Rosemary, lay health worker at Budiriro Polyclinic in the southwestern area of Harare

The Friendship Bench

Post-Mugabe Zimbabwe is witnessing the mental scars caused by years of deprivation and struggle. With the new president Emmerson Mnangagwa in power, the dictator is gone – but the machinery of repression is said to be still alive. And in the country of over 16 million there are only 12 psychiatrists practising.
The Friendship Bench project is an evidence-based intervention and therapy developed in Zimbabwe to bridge this mental health treatment gap. Its mission is to enhance mental well-being and improve quality of life through the use of problem solving therapy delivered by trained lay woman health workers, most of them experienced grandmothers. It focuses on people who are suffering from post-traumatic stress disorder, anxiety and depression.
In the local Shona language there is a word for the underlying practice of helping each other: ›Kubatana‹. It means unity, the state of being one; oneness.
The programme helped over 30,000 people there. The method has been empirically vetted and has been expanded to countries beyond, including the US.

Harare, Zimbabwe

Text by Andrea Jeska

Brigitte magazine 2019

Lay health worker Yurita Gurure receiving a young female beneficiary on the bench

Ewenia, one of the beneficiaries. Many of them suffer from ›Kfungisisa‹, a Shona word for depression, as a consequence of HIV-infections, drug abuse and mental disorders

Martha, lay health worker

Zimbabwe African National Union – Patriotic Front (ZANU-PF) headquarter in Harare, covered by a remaining poster from the election campaign featuring Emmerson Mnangagwa, now ruling President of Zimbabwe.

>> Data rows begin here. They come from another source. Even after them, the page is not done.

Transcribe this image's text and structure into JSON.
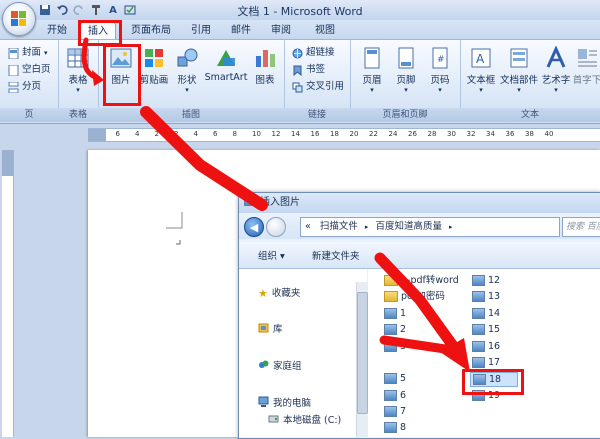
{
  "window": {
    "title": "文档 1 - Microsoft Word"
  },
  "quick_access": [
    "save-icon",
    "undo-icon",
    "redo-icon",
    "format-painter-icon",
    "spelling-icon",
    "abc-icon"
  ],
  "tabs": [
    "开始",
    "插入",
    "页面布局",
    "引用",
    "邮件",
    "审阅",
    "视图"
  ],
  "active_tab": "插入",
  "ribbon": {
    "pages": {
      "label": "页",
      "items": [
        "封面",
        "空白页",
        "分页"
      ]
    },
    "tables": {
      "label": "表格",
      "button": "表格"
    },
    "illustrations": {
      "label": "插图",
      "buttons": [
        "图片",
        "剪贴画",
        "形状",
        "SmartArt",
        "图表"
      ]
    },
    "links": {
      "label": "链接",
      "items": [
        "超链接",
        "书签",
        "交叉引用"
      ]
    },
    "header_footer": {
      "label": "页眉和页脚",
      "buttons": [
        "页眉",
        "页脚",
        "页码"
      ]
    },
    "text": {
      "label": "文本",
      "buttons": [
        "文本框",
        "文档部件",
        "艺术字",
        "首字下"
      ]
    }
  },
  "ruler": {
    "ticks": [
      "8",
      "6",
      "4",
      "2",
      "2",
      "4",
      "6",
      "8",
      "10",
      "12",
      "14",
      "16",
      "18",
      "20",
      "22",
      "24",
      "26",
      "28",
      "30",
      "32",
      "34",
      "36",
      "38",
      "40"
    ]
  },
  "dialog": {
    "title": "插入图片",
    "address": {
      "chevron": "«",
      "segments": [
        "扫描文件",
        "百度知道高质量"
      ],
      "separator": "▸"
    },
    "search_placeholder": "搜索 百度",
    "toolbar": {
      "organize": "组织 ▾",
      "new_folder": "新建文件夹"
    },
    "nav": [
      "收藏夹",
      "库",
      "家庭组",
      "我的电脑",
      "本地磁盘 (C:)"
    ],
    "files_col1": [
      "1-pdf转word",
      "pdf加密码",
      "1",
      "2",
      "3",
      "5",
      "6",
      "7",
      "8"
    ],
    "files_col2": [
      "12",
      "13",
      "14",
      "15",
      "16",
      "17",
      "18",
      "19"
    ],
    "selected_file": "18"
  },
  "colors": {
    "annotation": "#ee1111",
    "ribbon_bg": "#dfeaf8",
    "title_text": "#1d3660"
  }
}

He followed his predecessor Robert Mugabe, who dominated Zimbabwe's politics for nearly four decades.

Nelson M., an HIV-infection, an apoplectic stroke, depression and suicidal tendencies caused an inability to work as a cab driver; poverty followed...

...as a beneficiary of the Friendship Bench mental health program he has found a home within the group and new hope to face his situation: ›Nobody here is looking down on me‹, he says.

Beneficiaries come to find support in problem solving therapies delivered by trained lay woman health workers

Emmerson Mnangagwa election poster, downtown Harare

Ewenia, beneficiary, lost her brother, lost her job, after divorcing her kids live with her ex’s parents; at a moment in her live she just wanted to die, but then ›here in the project I found new mothers, new sisters, new brothers and new fathers‹, she sais, ›now I can put some mascara and feel myself again, be part of the world again‹.

Nelson at a ›Kubatana Tose‹, which means joining hands together in a circle, a support group for Friendship Bench beneficiaries where they meet and share their experiences in sessions, maintaining highest levels of confidentiality

Esther T. expressing herself during the support group session

Lay health worker Yurita Gurure receiving a beneficiary on the bench

Lay health worker Violet Dune during a therapy dialogue with a young mother

Zimbabwe African National Union – Patriotic Front (ZANU-PF) headquarter in Harare, covered by a remaining poster from the election campaign featuring Emmerson Mnangagwa, now ruling President of Zimbabwe

Mashrita, beneficiary

Charity, beneficiary

Therapy group session at Budiriro Polyclinic, southwestern Harare

Yurita Gurure, lay health worker

Emmerson Mnangagwa election poster, downtown Harare